From the New York Sun
President Trump couldn’t have put the point better than to say, as he did this afternoon in his press conference with Prime Minister May, that “a free and independent Britain is a blessing to the world.” It was exactly the right phrasing, exactly the right signal as Mrs. May prepares to return to London to seek formal permission in Parliament to trigger Article 50 of the Lisbon Treaty, beginning the process of leaving the constraints of the European Union.
We say that as the first American newspaper to endorse the British exit from the EU — and the first to suggest that the right reaction to Brexit would be to move Britain to the front of the queue for a trade pact and to strengthen the special relationship. Mr. Trump’s welcome of Brexit marked one of the important points of difference with the Democrats. We don’t mind saying that it is deeply satisfying to watch the way this is developing so early in Mr. Trump’s presidency.
We wonder whether we’re the only newspaper that nurses concerns in respect of Mrs. May’s performance at Philadelphia. She is well spoken to the nines. We like the way she lauded, however glancingly, America’s “intervention” in World War I, its joining World War II, and its victorious leadership, with Britain, in the Cold War. She marked our and Britain’s founding role in the post-war institutions of Bretton Woods, NATO, and the UN.
Given all that, though, what was her point — her standing, for that matter — to be asserting that the “days of Britain and America intervening in sovereign countries in an attempt to remake the world in our own image are over”? Is that how she interprets the Battle of Iraq? How does it comport with her declaration that “whether it is the security of Israel in the Middle East or the Baltic states in Eastern Europe, we must always stand up for our friends and allies in democratic countries”?
It was Mrs. May’s own government, moreover, that just joined with the enemies of Israel in voting in the United Nations Security Council for Resolution 2344. If she has apologized for that, it failed to reach our newsroom. How does Mrs. May expect to be seen as credible without a full explanation of that betrayal? She was, as well, way too kind in respect of the Iran appeasement, basically echoing the line of President Obama and Secretary of State Kerry.
It would be a mistake to make too much of these concerns. It is more than fitting that that the British prime minister was the first to be received in the White House by Mr. Trump. How smart it was of Mr. Trump to have, during the campaign, embraced the idea of an independent Britain. The bilateral trade agreement that he is now set up to reach as rapidly as possible should pay dividends not only for Mrs. May but for Mr. Trump, as well.

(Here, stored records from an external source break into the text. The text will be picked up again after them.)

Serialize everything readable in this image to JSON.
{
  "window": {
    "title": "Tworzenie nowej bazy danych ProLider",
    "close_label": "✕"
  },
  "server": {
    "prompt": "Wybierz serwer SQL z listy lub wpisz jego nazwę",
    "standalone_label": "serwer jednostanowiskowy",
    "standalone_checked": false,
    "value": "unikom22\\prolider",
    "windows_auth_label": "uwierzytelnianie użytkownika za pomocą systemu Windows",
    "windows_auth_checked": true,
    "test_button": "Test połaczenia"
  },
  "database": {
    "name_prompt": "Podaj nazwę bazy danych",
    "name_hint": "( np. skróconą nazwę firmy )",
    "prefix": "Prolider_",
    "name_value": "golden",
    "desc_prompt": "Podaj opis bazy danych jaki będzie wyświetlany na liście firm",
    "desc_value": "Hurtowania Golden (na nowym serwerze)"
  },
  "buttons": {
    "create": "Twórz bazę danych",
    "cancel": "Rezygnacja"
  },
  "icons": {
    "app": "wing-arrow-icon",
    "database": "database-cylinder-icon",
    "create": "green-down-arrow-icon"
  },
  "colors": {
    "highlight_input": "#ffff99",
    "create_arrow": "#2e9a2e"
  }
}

It could yet serve as the premier template for bilateral trade agreements of those who would have been bound with us in the Trans Pacific Partnership. And for, say, Mexico, if things get to the point where a bilateral arrangement looks better than the North American Free Trade Agreement, with its supranational structure. And it could be the embryo for a values-based expansion of the special relationship, to include not only America and Britain but others who cherish liberal democracy.
These columns have already mentioned Canada, Australia, New Zealand, India, and Israel. One could add Free China. Japan, too. It is hard to see any of the world bodies, leastwise the United Nations, the World Bank, and the International Monetary Fund, as being a logical focus of any hopes. Better to work start with a deal with Britain, celebrate it at the state visit to which Elizabeth II invited our new president, and build out from the treaty of amity and commerce struck with Britain in 1795 by Chief Justice Jay. A blessing that is 220 years young.
|Correction from January 27, 2017:
How smart it was of Mr. Trump to have, during the campaign, embraced the idea of an independent Britain. This sentence was mis-stated in an early edition due to a syntactical error by the editor.